Hardcopy SubmissionFor some forms of assessment (hand written assignments, art works, laboratory notes, etc.) hard copy submission is appropriate when approved by the Associate Dean (Education). Hard copy submissions must utilise the Assignment Cover Sheet. Please keep a copy of tasks completed for your records.
Late submission of assessment tasks without an extension are penalised at the rate of 5% of the possible marks available per working day or part thereof. Late submission of assessment tasks is not accepted after 10 working days.
Referencing RequirementsAccepted academic practice for referencing sources that you use in presentations can be found via the links on the Wattle site, under the file named “ANU and College Policies, Program Information, Student Support Services and Assessment”. Alternatively, you can seek help through the Students Learning Development website.
Extensions and PenaltiesExtensions and late submission of assessment pieces are covered by the Student Assessment (Coursework) Policy and Procedure The Course Convener may grant extensions for assessment pieces that are not examinations or take-home examinations.
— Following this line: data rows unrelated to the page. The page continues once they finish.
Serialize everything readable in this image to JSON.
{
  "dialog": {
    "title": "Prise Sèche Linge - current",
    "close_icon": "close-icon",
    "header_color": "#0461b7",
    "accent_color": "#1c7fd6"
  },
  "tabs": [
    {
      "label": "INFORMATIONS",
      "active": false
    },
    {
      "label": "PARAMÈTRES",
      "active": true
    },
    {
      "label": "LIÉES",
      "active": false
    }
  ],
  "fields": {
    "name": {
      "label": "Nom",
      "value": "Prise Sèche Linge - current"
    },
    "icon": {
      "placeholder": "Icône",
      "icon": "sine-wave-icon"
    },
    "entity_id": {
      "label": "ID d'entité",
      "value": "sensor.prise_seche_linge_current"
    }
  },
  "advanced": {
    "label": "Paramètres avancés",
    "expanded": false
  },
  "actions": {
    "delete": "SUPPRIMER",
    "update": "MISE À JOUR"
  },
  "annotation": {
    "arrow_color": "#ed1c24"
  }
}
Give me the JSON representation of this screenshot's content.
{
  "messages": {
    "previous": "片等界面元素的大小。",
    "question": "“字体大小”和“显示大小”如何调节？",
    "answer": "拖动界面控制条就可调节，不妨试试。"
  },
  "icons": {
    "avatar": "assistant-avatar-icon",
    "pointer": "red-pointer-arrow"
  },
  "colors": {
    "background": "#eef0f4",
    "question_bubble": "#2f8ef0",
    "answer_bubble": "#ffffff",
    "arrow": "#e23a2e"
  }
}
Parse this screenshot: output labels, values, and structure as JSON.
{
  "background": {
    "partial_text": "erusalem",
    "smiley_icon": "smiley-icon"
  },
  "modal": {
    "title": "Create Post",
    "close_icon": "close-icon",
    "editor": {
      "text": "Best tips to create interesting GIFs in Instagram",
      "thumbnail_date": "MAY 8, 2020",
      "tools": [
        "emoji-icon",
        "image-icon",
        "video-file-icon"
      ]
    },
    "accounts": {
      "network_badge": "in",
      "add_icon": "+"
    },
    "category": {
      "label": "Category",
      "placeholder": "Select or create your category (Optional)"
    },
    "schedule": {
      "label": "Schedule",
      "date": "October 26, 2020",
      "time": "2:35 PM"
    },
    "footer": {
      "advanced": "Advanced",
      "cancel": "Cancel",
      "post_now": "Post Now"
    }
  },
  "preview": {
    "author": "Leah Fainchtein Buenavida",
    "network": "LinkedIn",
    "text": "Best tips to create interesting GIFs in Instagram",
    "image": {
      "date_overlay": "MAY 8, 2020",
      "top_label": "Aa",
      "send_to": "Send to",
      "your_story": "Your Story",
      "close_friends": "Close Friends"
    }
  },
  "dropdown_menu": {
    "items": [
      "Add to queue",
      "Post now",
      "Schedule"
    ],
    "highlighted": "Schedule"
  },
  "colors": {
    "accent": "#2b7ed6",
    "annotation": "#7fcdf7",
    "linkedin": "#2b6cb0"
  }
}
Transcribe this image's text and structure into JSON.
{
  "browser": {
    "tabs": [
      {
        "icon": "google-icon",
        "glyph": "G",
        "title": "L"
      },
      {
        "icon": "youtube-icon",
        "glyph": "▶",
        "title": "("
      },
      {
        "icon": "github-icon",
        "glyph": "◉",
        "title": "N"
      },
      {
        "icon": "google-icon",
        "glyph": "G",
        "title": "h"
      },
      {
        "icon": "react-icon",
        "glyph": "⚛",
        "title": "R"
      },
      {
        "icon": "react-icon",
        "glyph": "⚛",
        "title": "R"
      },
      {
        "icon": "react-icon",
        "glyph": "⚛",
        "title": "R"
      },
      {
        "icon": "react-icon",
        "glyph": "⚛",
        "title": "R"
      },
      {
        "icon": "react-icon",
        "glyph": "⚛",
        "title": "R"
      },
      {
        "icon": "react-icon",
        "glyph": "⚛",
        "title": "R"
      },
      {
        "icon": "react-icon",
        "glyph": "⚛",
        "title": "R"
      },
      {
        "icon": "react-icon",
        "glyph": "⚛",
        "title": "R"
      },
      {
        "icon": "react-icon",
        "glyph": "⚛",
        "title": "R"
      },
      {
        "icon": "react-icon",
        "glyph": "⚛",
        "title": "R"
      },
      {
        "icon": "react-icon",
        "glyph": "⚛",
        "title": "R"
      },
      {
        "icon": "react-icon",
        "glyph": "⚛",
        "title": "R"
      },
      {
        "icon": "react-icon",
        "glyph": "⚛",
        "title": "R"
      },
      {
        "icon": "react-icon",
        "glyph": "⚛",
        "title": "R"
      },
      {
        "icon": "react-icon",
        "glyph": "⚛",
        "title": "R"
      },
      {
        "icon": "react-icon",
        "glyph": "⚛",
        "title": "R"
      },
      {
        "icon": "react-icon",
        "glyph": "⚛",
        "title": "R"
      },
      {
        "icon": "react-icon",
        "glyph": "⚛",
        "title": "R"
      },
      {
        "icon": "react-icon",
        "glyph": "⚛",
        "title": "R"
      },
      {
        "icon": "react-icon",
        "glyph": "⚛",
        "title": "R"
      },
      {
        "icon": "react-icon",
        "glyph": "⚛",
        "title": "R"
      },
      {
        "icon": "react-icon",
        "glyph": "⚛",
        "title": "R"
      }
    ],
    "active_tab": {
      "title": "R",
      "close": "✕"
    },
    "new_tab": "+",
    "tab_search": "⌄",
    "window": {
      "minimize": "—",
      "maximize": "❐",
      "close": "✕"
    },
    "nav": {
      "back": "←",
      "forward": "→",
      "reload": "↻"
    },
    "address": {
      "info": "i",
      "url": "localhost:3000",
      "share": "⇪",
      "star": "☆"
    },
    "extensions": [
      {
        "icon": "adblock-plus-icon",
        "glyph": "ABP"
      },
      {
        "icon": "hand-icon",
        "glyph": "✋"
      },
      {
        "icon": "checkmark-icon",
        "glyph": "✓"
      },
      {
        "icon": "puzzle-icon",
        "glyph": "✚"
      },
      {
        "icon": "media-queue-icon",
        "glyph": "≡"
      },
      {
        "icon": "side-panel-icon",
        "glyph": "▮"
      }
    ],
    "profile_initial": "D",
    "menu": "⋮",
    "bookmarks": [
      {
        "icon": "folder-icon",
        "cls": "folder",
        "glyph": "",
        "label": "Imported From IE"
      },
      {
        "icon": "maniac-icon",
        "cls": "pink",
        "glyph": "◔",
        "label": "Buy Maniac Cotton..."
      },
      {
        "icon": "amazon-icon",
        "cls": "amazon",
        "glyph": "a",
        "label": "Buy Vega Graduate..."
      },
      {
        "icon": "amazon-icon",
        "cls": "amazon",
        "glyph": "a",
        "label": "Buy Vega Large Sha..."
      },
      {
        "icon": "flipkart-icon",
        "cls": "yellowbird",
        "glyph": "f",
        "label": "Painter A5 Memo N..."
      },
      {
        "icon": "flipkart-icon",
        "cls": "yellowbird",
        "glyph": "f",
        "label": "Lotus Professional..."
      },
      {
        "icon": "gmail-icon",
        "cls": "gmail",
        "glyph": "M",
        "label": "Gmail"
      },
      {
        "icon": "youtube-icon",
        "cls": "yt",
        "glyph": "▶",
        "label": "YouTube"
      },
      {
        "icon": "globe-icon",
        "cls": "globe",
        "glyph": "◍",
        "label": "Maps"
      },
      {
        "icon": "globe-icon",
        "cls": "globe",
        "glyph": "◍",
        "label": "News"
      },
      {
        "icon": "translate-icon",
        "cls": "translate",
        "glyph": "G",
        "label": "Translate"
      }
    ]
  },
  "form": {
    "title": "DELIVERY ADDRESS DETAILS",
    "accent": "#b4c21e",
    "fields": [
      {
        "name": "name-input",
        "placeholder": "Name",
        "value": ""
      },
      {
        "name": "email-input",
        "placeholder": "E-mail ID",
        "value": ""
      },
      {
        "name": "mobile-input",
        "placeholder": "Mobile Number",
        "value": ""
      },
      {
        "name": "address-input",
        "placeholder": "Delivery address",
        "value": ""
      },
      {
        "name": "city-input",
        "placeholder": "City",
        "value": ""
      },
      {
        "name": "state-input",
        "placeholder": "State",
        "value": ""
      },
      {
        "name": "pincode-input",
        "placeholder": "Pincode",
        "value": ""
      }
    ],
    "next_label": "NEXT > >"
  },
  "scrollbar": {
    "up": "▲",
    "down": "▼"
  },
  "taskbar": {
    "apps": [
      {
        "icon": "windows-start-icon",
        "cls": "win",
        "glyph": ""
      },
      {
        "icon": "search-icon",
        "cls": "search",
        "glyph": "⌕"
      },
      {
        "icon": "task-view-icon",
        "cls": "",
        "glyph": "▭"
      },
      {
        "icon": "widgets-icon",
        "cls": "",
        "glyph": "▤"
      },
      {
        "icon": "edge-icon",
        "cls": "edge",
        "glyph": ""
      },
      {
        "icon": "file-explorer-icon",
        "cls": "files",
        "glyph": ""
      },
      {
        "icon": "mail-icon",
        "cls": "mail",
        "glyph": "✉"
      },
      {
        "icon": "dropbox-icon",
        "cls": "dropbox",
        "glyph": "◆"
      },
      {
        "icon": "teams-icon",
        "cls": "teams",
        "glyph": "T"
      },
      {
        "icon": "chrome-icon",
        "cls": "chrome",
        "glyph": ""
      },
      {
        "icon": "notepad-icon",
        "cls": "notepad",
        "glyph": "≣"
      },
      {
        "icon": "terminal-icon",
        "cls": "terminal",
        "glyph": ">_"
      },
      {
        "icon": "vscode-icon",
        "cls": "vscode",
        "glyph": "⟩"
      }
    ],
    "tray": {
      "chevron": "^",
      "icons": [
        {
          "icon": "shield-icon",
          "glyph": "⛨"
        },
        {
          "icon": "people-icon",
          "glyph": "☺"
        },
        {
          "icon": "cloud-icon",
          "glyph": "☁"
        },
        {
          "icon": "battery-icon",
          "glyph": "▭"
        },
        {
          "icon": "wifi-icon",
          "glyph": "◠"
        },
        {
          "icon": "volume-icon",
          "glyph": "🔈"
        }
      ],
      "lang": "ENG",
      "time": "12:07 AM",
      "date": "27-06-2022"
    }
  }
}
If you need an extension, you must request an extension in writing on or before the due date. If you have documented and appropriate medical evidence that demonstrates you were not able to request an extension on or before the due date, you may be able to request it after the due date.
Distribution of grades policyAcademic Quality Assurance Committee monitors the performance of students, including attrition, further study and employment rates and grade distribution, and College reports on quality assurance processes for assessment activities, including alignment with national and international disciplinary and interdisciplinary standards, as well as qualification type learning outcomes. Since first semester 1994, ANU uses a grading scale for all courses. This grading scale is used by all academic areas of the University.
Support for studentsThe University offers students support through several different services. You may contact the services listed below directly or seek advice from your Course Convener, Student Administrators, or your College and Course representatives (if applicable).
- ANU Health, safety & wellbeing for medical services, counselling, mental health and spiritual support
- ANU Diversity and inclusion for students with a disability or ongoing or chronic illness
- ANU Dean of Students for confidential, impartial advice and help to resolve problems between students and the academic or administrative areas of the University
- ANU Academic Skills and Learning Centre supports you make your own decisions about how you learn and manage your workload.
- ANU Counselling Centre promotes, supports and enhances mental health and wellbeing within the University student community.
- ANUSA supports and represents undergraduate and ANU College students
- PARSA supports and represents postgraduate and research students
history of international organisations, Japan's foreign policy, the League of Nations, regional organisations
AsPr Tomoko Akami